*Your task*.
Please print each record below exactly as it is written.

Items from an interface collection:
◇ ◇ ◇ ◇ ◇

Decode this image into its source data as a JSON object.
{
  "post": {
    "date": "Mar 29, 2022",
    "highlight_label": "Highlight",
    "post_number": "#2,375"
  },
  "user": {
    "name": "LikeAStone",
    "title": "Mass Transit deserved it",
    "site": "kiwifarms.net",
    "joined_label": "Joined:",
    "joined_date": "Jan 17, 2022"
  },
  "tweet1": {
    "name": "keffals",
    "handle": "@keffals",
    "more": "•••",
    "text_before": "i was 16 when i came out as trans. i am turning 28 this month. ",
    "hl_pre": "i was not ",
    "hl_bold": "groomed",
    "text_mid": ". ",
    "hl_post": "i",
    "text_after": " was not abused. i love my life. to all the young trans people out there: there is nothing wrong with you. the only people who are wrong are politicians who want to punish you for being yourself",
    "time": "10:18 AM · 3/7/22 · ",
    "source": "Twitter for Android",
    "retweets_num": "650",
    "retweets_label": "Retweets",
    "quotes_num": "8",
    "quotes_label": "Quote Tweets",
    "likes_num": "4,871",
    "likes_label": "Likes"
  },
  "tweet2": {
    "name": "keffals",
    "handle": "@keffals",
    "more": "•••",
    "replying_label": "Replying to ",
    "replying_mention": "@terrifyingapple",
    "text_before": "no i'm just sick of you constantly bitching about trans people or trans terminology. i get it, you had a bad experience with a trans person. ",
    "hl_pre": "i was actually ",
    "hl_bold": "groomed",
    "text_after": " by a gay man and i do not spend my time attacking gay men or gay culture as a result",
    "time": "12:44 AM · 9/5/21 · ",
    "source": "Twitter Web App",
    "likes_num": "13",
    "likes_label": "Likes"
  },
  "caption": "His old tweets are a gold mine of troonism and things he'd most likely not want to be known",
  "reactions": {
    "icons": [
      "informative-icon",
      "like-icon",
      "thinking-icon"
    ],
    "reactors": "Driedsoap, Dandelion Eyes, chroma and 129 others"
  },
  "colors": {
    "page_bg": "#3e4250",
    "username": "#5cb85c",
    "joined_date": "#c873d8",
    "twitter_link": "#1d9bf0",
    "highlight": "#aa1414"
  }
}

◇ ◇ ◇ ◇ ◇

*Answer below*.
Decode this image into its source data as a JSON object.
{
  "post": {
    "date": "Mar 29, 2022",
    "highlight_label": "Highlight",
    "post_number": "#2,375"
  },
  "user": {
    "name": "LikeAStone",
    "title": "Mass Transit deserved it",
    "site": "kiwifarms.net",
    "joined_label": "Joined:",
    "joined_date": "Jan 17, 2022"
  },
  "tweet1": {
    "name": "keffals",
    "handle": "@keffals",
    "more": "•••",
    "text_before": "i was 16 when i came out as trans. i am turning 28 this month. ",
    "hl_pre": "i was not ",
    "hl_bold": "groomed",
    "text_mid": ". ",
    "hl_post": "i",
    "text_after": " was not abused. i love my life. to all the young trans people out there: there is nothing wrong with you. the only people who are wrong are politicians who want to punish you for being yourself",
    "time": "10:18 AM · 3/7/22 · ",
    "source": "Twitter for Android",
    "retweets_num": "650",
    "retweets_label": "Retweets",
    "quotes_num": "8",
    "quotes_label": "Quote Tweets",
    "likes_num": "4,871",
    "likes_label": "Likes"
  },
  "tweet2": {
    "name": "keffals",
    "handle": "@keffals",
    "more": "•••",
    "replying_label": "Replying to ",
    "replying_mention": "@terrifyingapple",
    "text_before": "no i'm just sick of you constantly bitching about trans people or trans terminology. i get it, you had a bad experience with a trans person. ",
    "hl_pre": "i was actually ",
    "hl_bold": "groomed",
    "text_after": " by a gay man and i do not spend my time attacking gay men or gay culture as a result",
    "time": "12:44 AM · 9/5/21 · ",
    "source": "Twitter Web App",
    "likes_num": "13",
    "likes_label": "Likes"
  },
  "caption": "His old tweets are a gold mine of troonism and things he'd most likely not want to be known",
  "reactions": {
    "icons": [
      "informative-icon",
      "like-icon",
      "thinking-icon"
    ],
    "reactors": "Driedsoap, Dandelion Eyes, chroma and 129 others"
  },
  "colors": {
    "page_bg": "#3e4250",
    "username": "#5cb85c",
    "joined_date": "#c873d8",
    "twitter_link": "#1d9bf0",
    "highlight": "#aa1414"
  }
}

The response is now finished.